Excerpt from Essay:
Consumer Behavior Models:
Making decisions model, Maslow’s hierarchy of needs, Freudian Theory, Non- Freudian theory, trait theory, learning method models
Carry out consumers primarily use reasonable or mental thinking when coming up with decisions? This is the essential problem with which most marketers must grapple. A few models of buyer behavior, like the seven-step decision model, claim that consumers generate decisions extremely logically, carefully weighing the good qualities and cons. Others claim that when buyers make decisions about purchases, they do thus in an instinctual fashion, based on emotions.
The seven-step decision model shows that people produce decisions starting with identifying the exact nature in the decision (like buying a new pair of sneakers); assessing personal priorities (such as trend vs . functionality); identifying all their options (Nike vs . New Balance); gathering information and data (talking to someone at a running retail outlet or simply discussing with their friends); evaluating their particular options; choosing the right option; after which implementing your decision (making the purchase). Naturally , one problem with the seven-step method is which it assumes persons use specifics in a very methodological manner, that is not always the truth (How to work with the six step decision-making model, 2011, Decision making confidence).
Other ideas of decision-making, however , just like Freudian theory, postulate that the variety of emotional can have a significant impact after decisions. Freud suggests that earlier times can apply a very effective pull after individuals. The need to seem sexually attractive, for example , can cause a female to buy make-up she can easily ill-afford mainly because she frantically wants to appearance beautiful, as a result of unresolved childhood traumas. When Freud looked at childhood turmoil as the most important aspect of human being motivation, other analysts of consumer habit have taken a broader look at of the emotional impact after buying decisions. The simple desire to be like all others, for example , might cause an advertisement to resonate with an individual.
Of course , the obvious protest to Freudian and non-Freudian research of buying actions are that not every single consumer is definitely motivated by same types of appeals. Some people are persuaded simply by highly impressionistic
Excerpt from Essay:
client behavior designs: decision making version, Maslow’s structure, Freudian Theory, Non- Freudian theory, Feature theory, learning process.
Indicate individually how your understanding and interpretation with the consumer decision-making process may possibly influence the thinking the moment applying marketing principles at a later date business functions.

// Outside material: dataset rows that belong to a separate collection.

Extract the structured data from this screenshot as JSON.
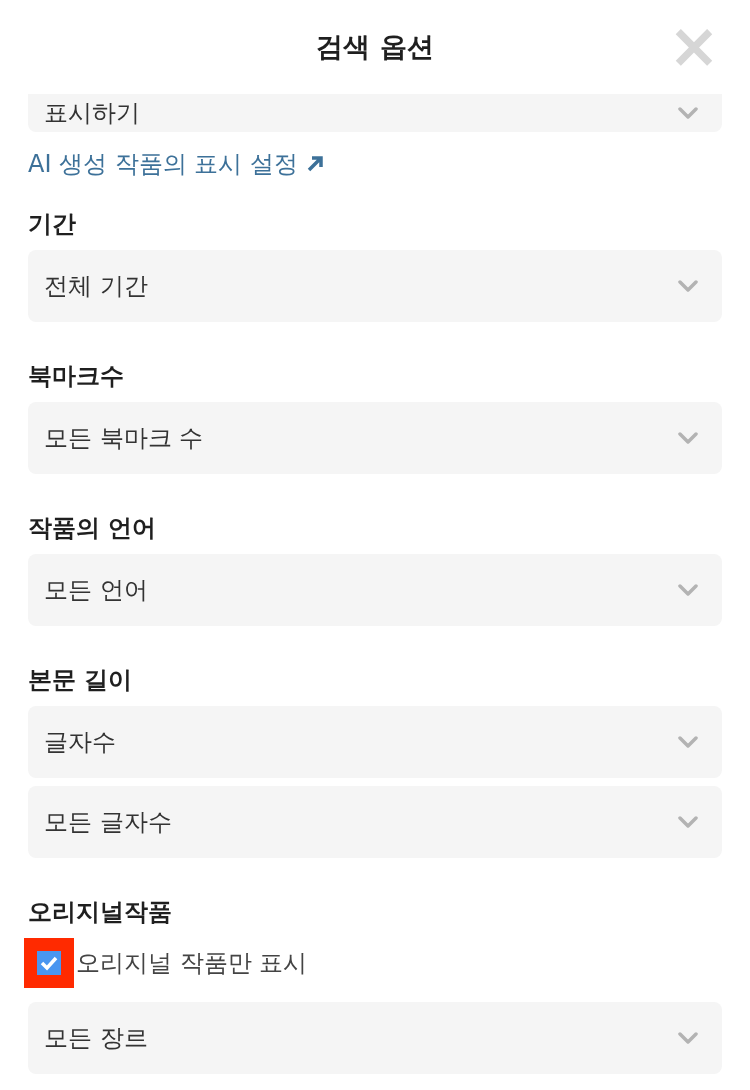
{
  "header": {
    "title": "검색 옵션",
    "close": "×"
  },
  "top_dropdown": {
    "value": "표시하기"
  },
  "ai_link": {
    "label": "AI 생성 작품의 표시 설정"
  },
  "sections": [
    {
      "label": "기간",
      "items": [
        {
          "kind": "dropdown",
          "value": "전체 기간"
        }
      ]
    },
    {
      "label": "북마크수",
      "items": [
        {
          "kind": "dropdown",
          "value": "모든 북마크 수"
        }
      ]
    },
    {
      "label": "작품의 언어",
      "items": [
        {
          "kind": "dropdown",
          "value": "모든 언어"
        }
      ]
    },
    {
      "label": "본문 길이",
      "items": [
        {
          "kind": "dropdown",
          "value": "글자수"
        },
        {
          "kind": "dropdown",
          "value": "모든 글자수"
        }
      ]
    },
    {
      "label": "오리지널작품",
      "items": [
        {
          "kind": "checkbox",
          "label": "오리지널 작품만 표시",
          "checked": true
        },
        {
          "kind": "dropdown",
          "value": "모든 장르"
        }
      ]
    }
  ]
}
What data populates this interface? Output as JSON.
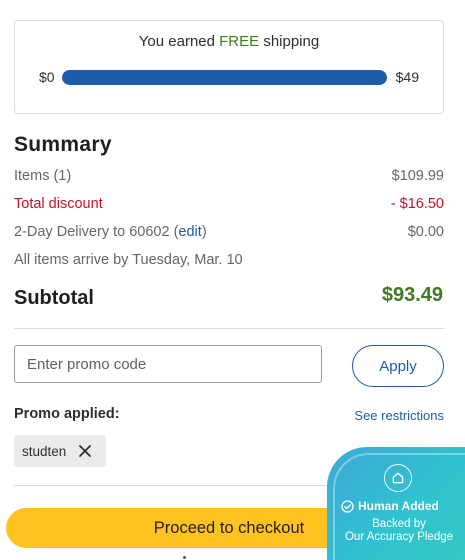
{
  "shipping": {
    "message_prefix": "You earned ",
    "message_free": "FREE",
    "message_suffix": " shipping",
    "min_label": "$0",
    "max_label": "$49",
    "progress_fraction": 1.0
  },
  "summary": {
    "title": "Summary",
    "items_label": "Items (1)",
    "items_value": "$109.99",
    "discount_label": "Total discount",
    "discount_value": "- $16.50",
    "delivery_label_prefix": "2-Day Delivery to 60602 (",
    "delivery_edit": "edit",
    "delivery_label_suffix": ")",
    "delivery_value": "$0.00",
    "arrival_note": "All items arrive by Tuesday, Mar. 10",
    "subtotal_label": "Subtotal",
    "subtotal_value": "$93.49"
  },
  "promo": {
    "placeholder": "Enter promo code",
    "apply_label": "Apply",
    "applied_label": "Promo applied:",
    "restrictions_link": "See restrictions",
    "applied_code": "studten"
  },
  "checkout": {
    "button_label": "Proceed to checkout"
  },
  "trust_badge": {
    "icon": "home-shield-icon",
    "title": "Human Added",
    "subtitle_line1": "Backed by",
    "subtitle_line2": "Our Accuracy Pledge"
  },
  "colors": {
    "accent_blue": "#1d5cab",
    "free_green": "#3d7b1f",
    "discount_red": "#c8102e",
    "checkout_yellow": "#ffc220",
    "badge_teal": "#2fc3cf"
  }
}
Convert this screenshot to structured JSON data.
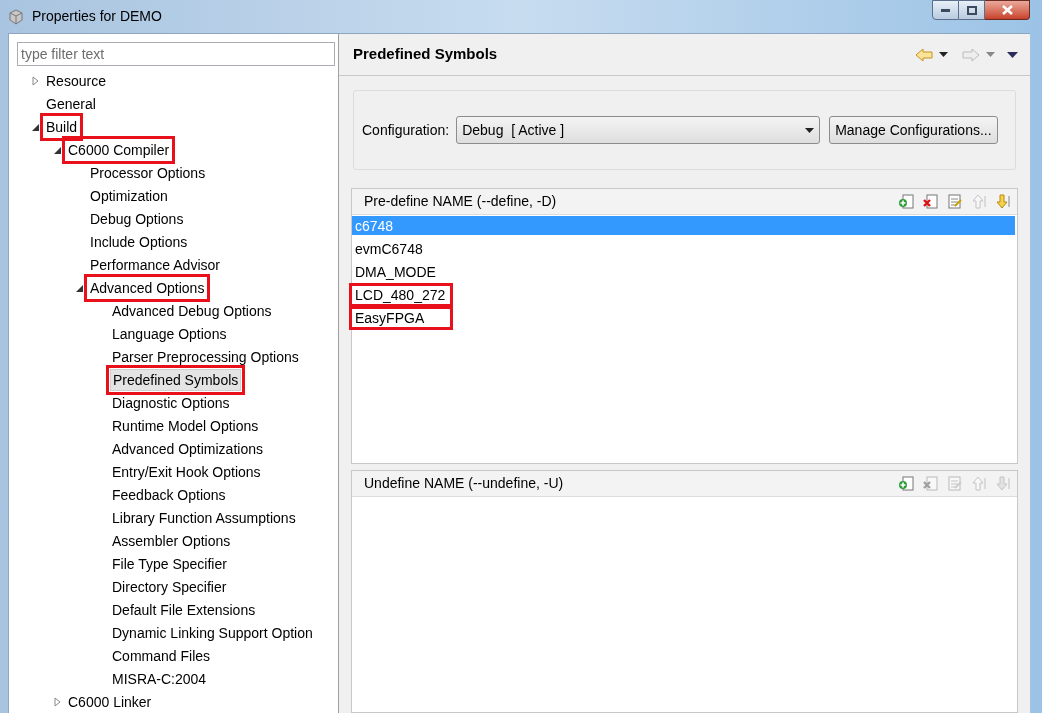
{
  "window": {
    "title": "Properties for DEMO"
  },
  "filter": {
    "placeholder": "type filter text"
  },
  "tree": [
    {
      "label": "Resource",
      "expanded": false,
      "selected": false,
      "highlighted": false
    },
    {
      "label": "General",
      "selected": false,
      "highlighted": false
    },
    {
      "label": "Build",
      "expanded": true,
      "selected": false,
      "highlighted": true,
      "children": [
        {
          "label": "C6000 Compiler",
          "expanded": true,
          "selected": false,
          "highlighted": true,
          "children": [
            {
              "label": "Processor Options",
              "selected": false,
              "highlighted": false
            },
            {
              "label": "Optimization",
              "selected": false,
              "highlighted": false
            },
            {
              "label": "Debug Options",
              "selected": false,
              "highlighted": false
            },
            {
              "label": "Include Options",
              "selected": false,
              "highlighted": false
            },
            {
              "label": "Performance Advisor",
              "selected": false,
              "highlighted": false
            },
            {
              "label": "Advanced Options",
              "expanded": true,
              "selected": false,
              "highlighted": true,
              "children": [
                {
                  "label": "Advanced Debug Options",
                  "selected": false,
                  "highlighted": false
                },
                {
                  "label": "Language Options",
                  "selected": false,
                  "highlighted": false
                },
                {
                  "label": "Parser Preprocessing Options",
                  "selected": false,
                  "highlighted": false
                },
                {
                  "label": "Predefined Symbols",
                  "selected": true,
                  "highlighted": true
                },
                {
                  "label": "Diagnostic Options",
                  "selected": false,
                  "highlighted": false
                },
                {
                  "label": "Runtime Model Options",
                  "selected": false,
                  "highlighted": false
                },
                {
                  "label": "Advanced Optimizations",
                  "selected": false,
                  "highlighted": false
                },
                {
                  "label": "Entry/Exit Hook Options",
                  "selected": false,
                  "highlighted": false
                },
                {
                  "label": "Feedback Options",
                  "selected": false,
                  "highlighted": false
                },
                {
                  "label": "Library Function Assumptions",
                  "selected": false,
                  "highlighted": false
                },
                {
                  "label": "Assembler Options",
                  "selected": false,
                  "highlighted": false
                },
                {
                  "label": "File Type Specifier",
                  "selected": false,
                  "highlighted": false
                },
                {
                  "label": "Directory Specifier",
                  "selected": false,
                  "highlighted": false
                },
                {
                  "label": "Default File Extensions",
                  "selected": false,
                  "highlighted": false
                },
                {
                  "label": "Dynamic Linking Support Option",
                  "selected": false,
                  "highlighted": false
                },
                {
                  "label": "Command Files",
                  "selected": false,
                  "highlighted": false
                },
                {
                  "label": "MISRA-C:2004",
                  "selected": false,
                  "highlighted": false
                }
              ]
            }
          ]
        },
        {
          "label": "C6000 Linker",
          "expanded": false,
          "selected": false,
          "highlighted": false
        }
      ]
    }
  ],
  "page": {
    "title": "Predefined Symbols"
  },
  "configuration": {
    "label": "Configuration:",
    "value": "Debug  [ Active ]",
    "button": "Manage Configurations..."
  },
  "lists": [
    {
      "title": "Pre-define NAME (--define, -D)",
      "tools": [
        {
          "kind": "add",
          "disabled": false
        },
        {
          "kind": "delete",
          "disabled": false
        },
        {
          "kind": "edit",
          "disabled": false
        },
        {
          "kind": "up",
          "disabled": true
        },
        {
          "kind": "down",
          "disabled": false
        }
      ],
      "items": [
        {
          "label": "c6748",
          "selected": true,
          "highlighted": false
        },
        {
          "label": "evmC6748",
          "selected": false,
          "highlighted": false
        },
        {
          "label": "DMA_MODE",
          "selected": false,
          "highlighted": false
        },
        {
          "label": "LCD_480_272",
          "selected": false,
          "highlighted": true
        },
        {
          "label": "EasyFPGA",
          "selected": false,
          "highlighted": true
        }
      ]
    },
    {
      "title": "Undefine NAME (--undefine, -U)",
      "tools": [
        {
          "kind": "add",
          "disabled": false
        },
        {
          "kind": "delete",
          "disabled": true
        },
        {
          "kind": "edit",
          "disabled": true
        },
        {
          "kind": "up",
          "disabled": true
        },
        {
          "kind": "down",
          "disabled": true
        }
      ]
    }
  ]
}
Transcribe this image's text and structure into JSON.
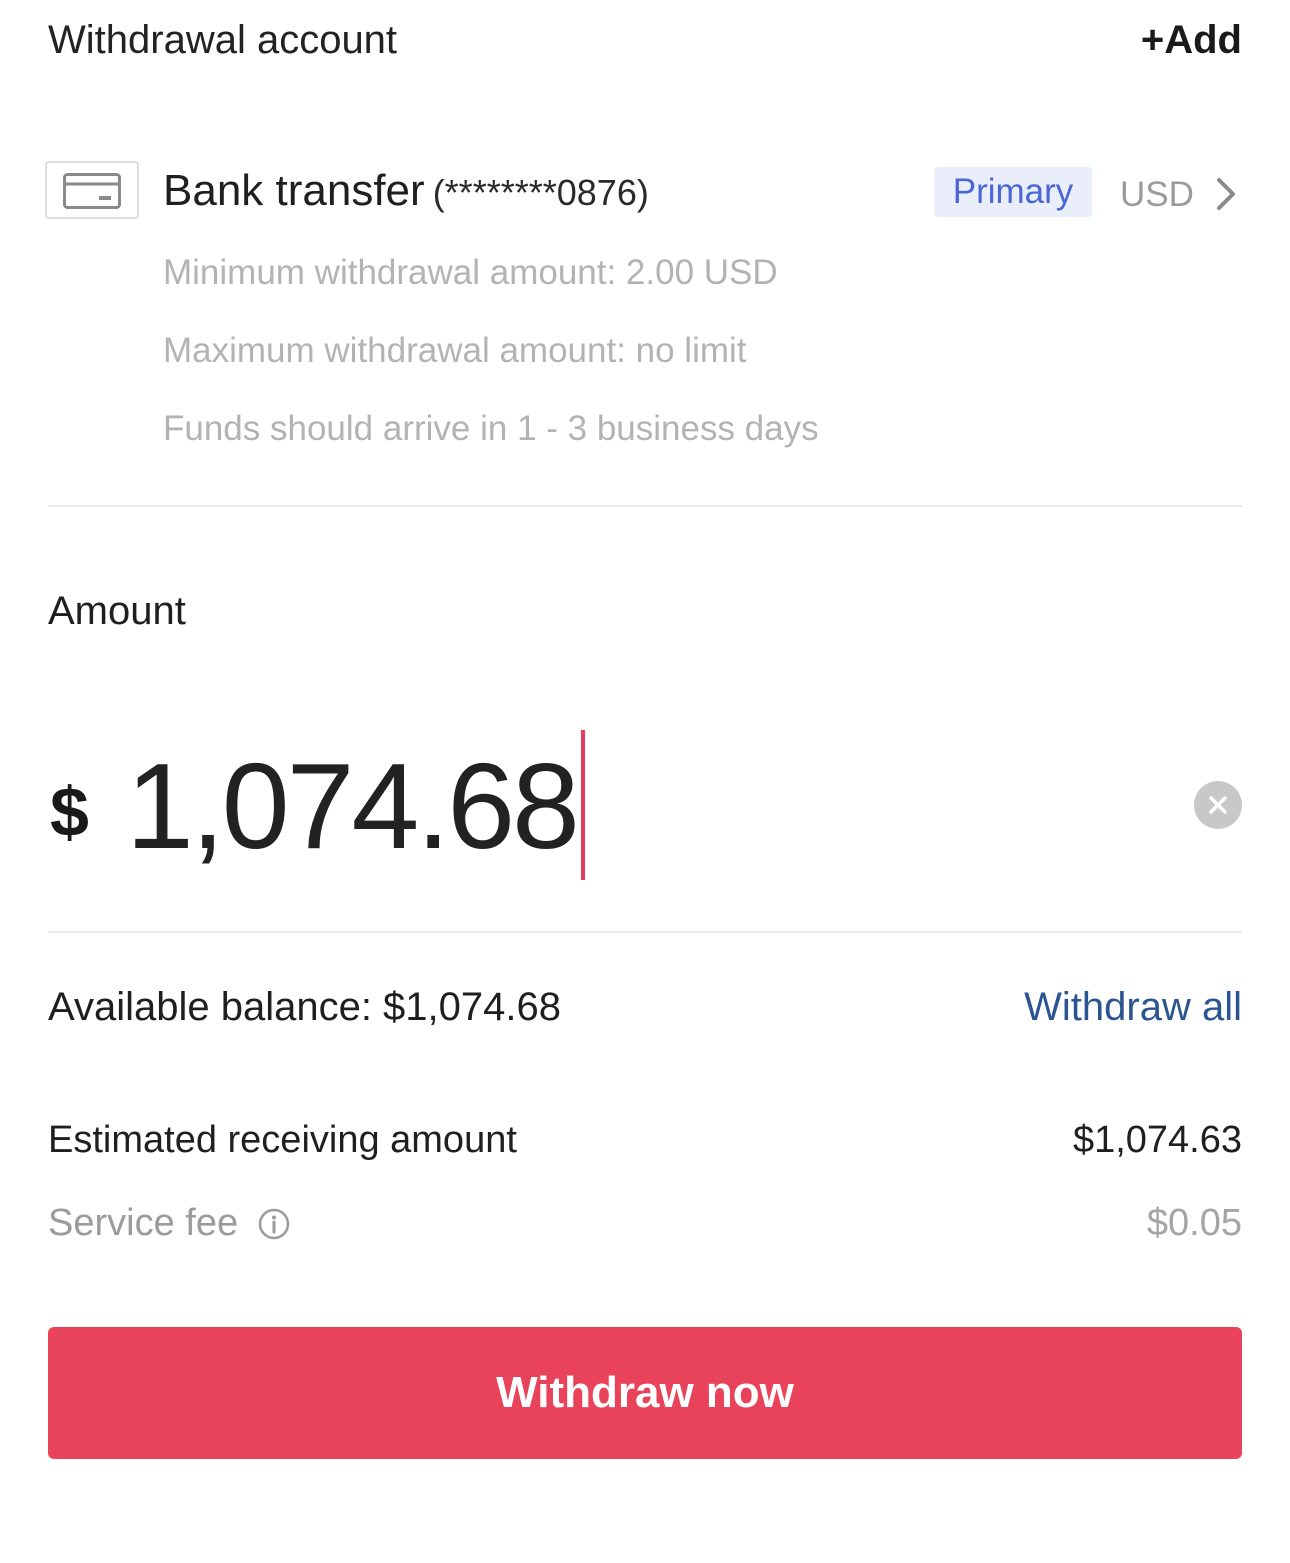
{
  "account_section": {
    "title": "Withdrawal account",
    "add_label": "+Add"
  },
  "bank_account": {
    "icon": "card-icon",
    "name": "Bank transfer",
    "masked_number": "(********0876)",
    "badge": "Primary",
    "currency": "USD",
    "min_amount": "Minimum withdrawal amount: 2.00 USD",
    "max_amount": "Maximum withdrawal amount: no limit",
    "arrival": "Funds should arrive in 1 - 3 business days"
  },
  "amount_section": {
    "label": "Amount",
    "currency_symbol": "$",
    "value": "1,074.68"
  },
  "balance": {
    "text": "Available balance: $1,074.68",
    "withdraw_all_label": "Withdraw all"
  },
  "estimate": {
    "label": "Estimated receiving amount",
    "value": "$1,074.63"
  },
  "fee": {
    "label": "Service fee",
    "value": "$0.05"
  },
  "submit": {
    "label": "Withdraw now"
  },
  "colors": {
    "accent": "#e8435b",
    "link": "#2b5590",
    "badge_bg": "#eaeefb",
    "badge_text": "#4a66d4"
  }
}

According to Maslow’s hierarchy of requirements, all individuals are motivated to fulfill certain needs and desires, sometimes needs are perceived as having priority more than other demands. Until basic needs including food and shelter happen to be met, the individual cannot consider higher-level requires like interpersonal approval and self-actualization (Simmons et al. 1997). When ever consumers are producing choices about what to buy and what never to buy, Maslow’s hierarchy often feels to be within a clear and logical style. During a economic depression, most consumers cut back on high-class items created to impress others, like restaurant meals and name-brand clothes. Consumers who also are battling their finances are more more likely to be drawn by the low cost tag of a product, while a wealthier customer is still more attracted by the graphic a product conveys.
Maslow’s hierarchy of needs presumes a specific logical basis to consumer decisions, just like more basic consumer decision-making models. Decision-making models assume that consumers rationally consider their options, their very own budget, their very own personal priorities, and produce decisions dependant on the available data. Yet , in direct contradiction to rationalistic decision-making models, consumers apparently make irrational alternatives all of the time. They get out loans they cannot afford, buy unhealthy fast food because it is cheap although it causes costly health problems later on, and may buy costly products given that they like the industrial.
Clearly, unconscious elements as well affect buying decisions, even though practical restrictions such as cost will also have an effect upon client behavior. Sigmund Freud’s theory of the depths of the mind and the fact that apparently irrational behaviors could be explained by unconscious motivations is visible when an elderly man purchases a small, improper sports car with the hope of recapturing his shed youth or a woman will buy a excess weight